Moving inside, the interior is good. Solid of ambience and spacious in the back and the boot, with “less focus on ornamentation, more on texture and feel”, according to Lexus bosses, which means that the materials feel well put together and the switchgear is mostly clean. There’s a 14.0-inch touchscreen and Lexus’s latest infotainment system is a massive improvement on the old track pad-based setup in the previous RX, too. It works snappily, offers plenty of features and now integrates Apple CarPlay and Android Auto, both wirelessly. Our top-spec Takumi model we drove in the USA for this test drive also featured adaptive suspension, heated and vented leather seats, three-zone air-conditioning, a panoramic roof, 21-inch alloy wheels, a head-up display, LED headlights and wireless phone charging as standard.
There’s also, despite the relatively big differences in how they’re powered, a consistency to how RXs drive. The steering is smooth and the ride settled.
Refinement is really high, with low wind noise and just a little road noise. Under acceleration, the 350h hums a bit because Toyota’s hybrid system puts them in a high-rev range and leaves them there. The 500h, with its smooth six-speed transmission, is a little more rewardingly thrummy and responsive with quicker acceleration, moving from 0-100km/h in 5.9sec. The petrol turbo is no slouch either, getting from 0-100km/h in 7.2sec but being the thirstiest option available.
While there’s adaptive damping on the top-spec model to keep a firmer control of body movements, it’s still nothing like as rewarding or angry as, say, a Jaguar F-Pace SVR.
The new platform means the RX still acquits itself relatively well, however. Our test route in the US didn’t provide much in the way of challenging corners or surfaces, but the RX rides relatively nicely, with the damping control and comfort only breaking down over the worst transverse bumps and ridges in the road, where the extra battery mass becomes apparent. Otherwise, the suspension works smoothly to filter out imperfections and control the body.

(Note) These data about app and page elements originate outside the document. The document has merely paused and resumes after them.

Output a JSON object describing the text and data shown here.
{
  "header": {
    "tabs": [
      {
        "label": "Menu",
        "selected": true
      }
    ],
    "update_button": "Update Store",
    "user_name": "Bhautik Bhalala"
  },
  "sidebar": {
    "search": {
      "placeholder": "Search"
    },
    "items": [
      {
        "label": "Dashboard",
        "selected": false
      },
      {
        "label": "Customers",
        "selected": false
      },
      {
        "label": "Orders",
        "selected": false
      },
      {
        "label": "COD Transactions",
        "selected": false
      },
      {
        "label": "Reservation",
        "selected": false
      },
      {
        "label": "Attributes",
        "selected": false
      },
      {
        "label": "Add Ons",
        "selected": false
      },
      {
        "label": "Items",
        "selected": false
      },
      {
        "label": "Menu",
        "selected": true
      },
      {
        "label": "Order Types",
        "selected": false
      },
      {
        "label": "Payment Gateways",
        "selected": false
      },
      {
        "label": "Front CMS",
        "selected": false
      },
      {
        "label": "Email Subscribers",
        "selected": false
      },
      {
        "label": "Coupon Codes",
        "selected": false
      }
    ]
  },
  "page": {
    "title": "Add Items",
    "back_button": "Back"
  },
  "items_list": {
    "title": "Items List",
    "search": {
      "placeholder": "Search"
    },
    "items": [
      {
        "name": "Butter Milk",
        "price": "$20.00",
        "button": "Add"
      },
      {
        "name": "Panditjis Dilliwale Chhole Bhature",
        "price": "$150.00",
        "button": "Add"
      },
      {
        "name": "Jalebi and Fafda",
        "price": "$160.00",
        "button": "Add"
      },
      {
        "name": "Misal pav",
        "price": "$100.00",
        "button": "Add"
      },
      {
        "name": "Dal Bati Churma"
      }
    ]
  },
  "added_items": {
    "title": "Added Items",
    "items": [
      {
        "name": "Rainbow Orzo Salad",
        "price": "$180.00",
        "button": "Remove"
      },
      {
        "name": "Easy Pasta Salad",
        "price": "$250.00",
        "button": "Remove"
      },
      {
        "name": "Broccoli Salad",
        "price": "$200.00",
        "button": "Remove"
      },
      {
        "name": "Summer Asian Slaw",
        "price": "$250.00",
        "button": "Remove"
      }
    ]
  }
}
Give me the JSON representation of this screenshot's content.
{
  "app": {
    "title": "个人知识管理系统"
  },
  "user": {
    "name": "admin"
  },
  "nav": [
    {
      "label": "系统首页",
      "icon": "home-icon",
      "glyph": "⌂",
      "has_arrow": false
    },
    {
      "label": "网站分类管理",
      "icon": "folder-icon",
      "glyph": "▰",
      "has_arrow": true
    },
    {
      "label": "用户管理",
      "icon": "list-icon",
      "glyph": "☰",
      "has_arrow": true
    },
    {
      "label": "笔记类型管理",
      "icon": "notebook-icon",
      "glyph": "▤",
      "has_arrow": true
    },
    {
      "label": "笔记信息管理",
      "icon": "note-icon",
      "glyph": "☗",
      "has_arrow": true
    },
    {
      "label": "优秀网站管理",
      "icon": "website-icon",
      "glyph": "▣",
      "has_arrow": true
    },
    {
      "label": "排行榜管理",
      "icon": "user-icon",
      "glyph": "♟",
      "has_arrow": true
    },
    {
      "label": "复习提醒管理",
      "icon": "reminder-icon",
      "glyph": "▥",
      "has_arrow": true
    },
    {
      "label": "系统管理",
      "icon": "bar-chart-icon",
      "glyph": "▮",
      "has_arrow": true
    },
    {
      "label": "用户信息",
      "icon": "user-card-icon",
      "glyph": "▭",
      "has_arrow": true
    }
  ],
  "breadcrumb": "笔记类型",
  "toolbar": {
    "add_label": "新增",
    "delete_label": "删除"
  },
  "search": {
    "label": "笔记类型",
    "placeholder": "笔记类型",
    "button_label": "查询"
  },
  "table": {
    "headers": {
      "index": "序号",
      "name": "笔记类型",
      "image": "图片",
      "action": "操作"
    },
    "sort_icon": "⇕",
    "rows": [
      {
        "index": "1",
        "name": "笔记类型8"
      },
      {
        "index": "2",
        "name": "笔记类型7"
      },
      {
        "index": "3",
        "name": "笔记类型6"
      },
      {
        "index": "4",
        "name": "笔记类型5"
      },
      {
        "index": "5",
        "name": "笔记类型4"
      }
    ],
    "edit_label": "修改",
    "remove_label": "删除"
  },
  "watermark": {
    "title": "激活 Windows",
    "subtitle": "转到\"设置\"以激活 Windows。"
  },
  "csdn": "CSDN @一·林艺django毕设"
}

The steering is light, but this helps manoeuvrability, as does the rear-axle steering, which offers up to four degrees of lock on the back wheels. However, the RX doesn’t feel like a big car. It doesn’t feel like a particularly dynamic one either, but there’s enough agility here by the same stroke.
In short, it delivers a decent balance between comfort and engagement, with the focus placed on the former, meaning the RX is a solid SUV from a driving perspective, given how it will be used most of the time.
The new Lexus RX takes known tech from the smaller NX and extrapolates this into a bigger package. There’s much to like here. The new infotainment is a huge step forward, while the Lexus rides and handles fairly well. However, it doesn’t fulfil its brief quite as well as its smaller sibling. In this large premium SUV class the Lexus is facing some very luxurious competition, such as the BMW X5, and we’d like a little more refinement as a result. Pricing will also be key to the success of the package.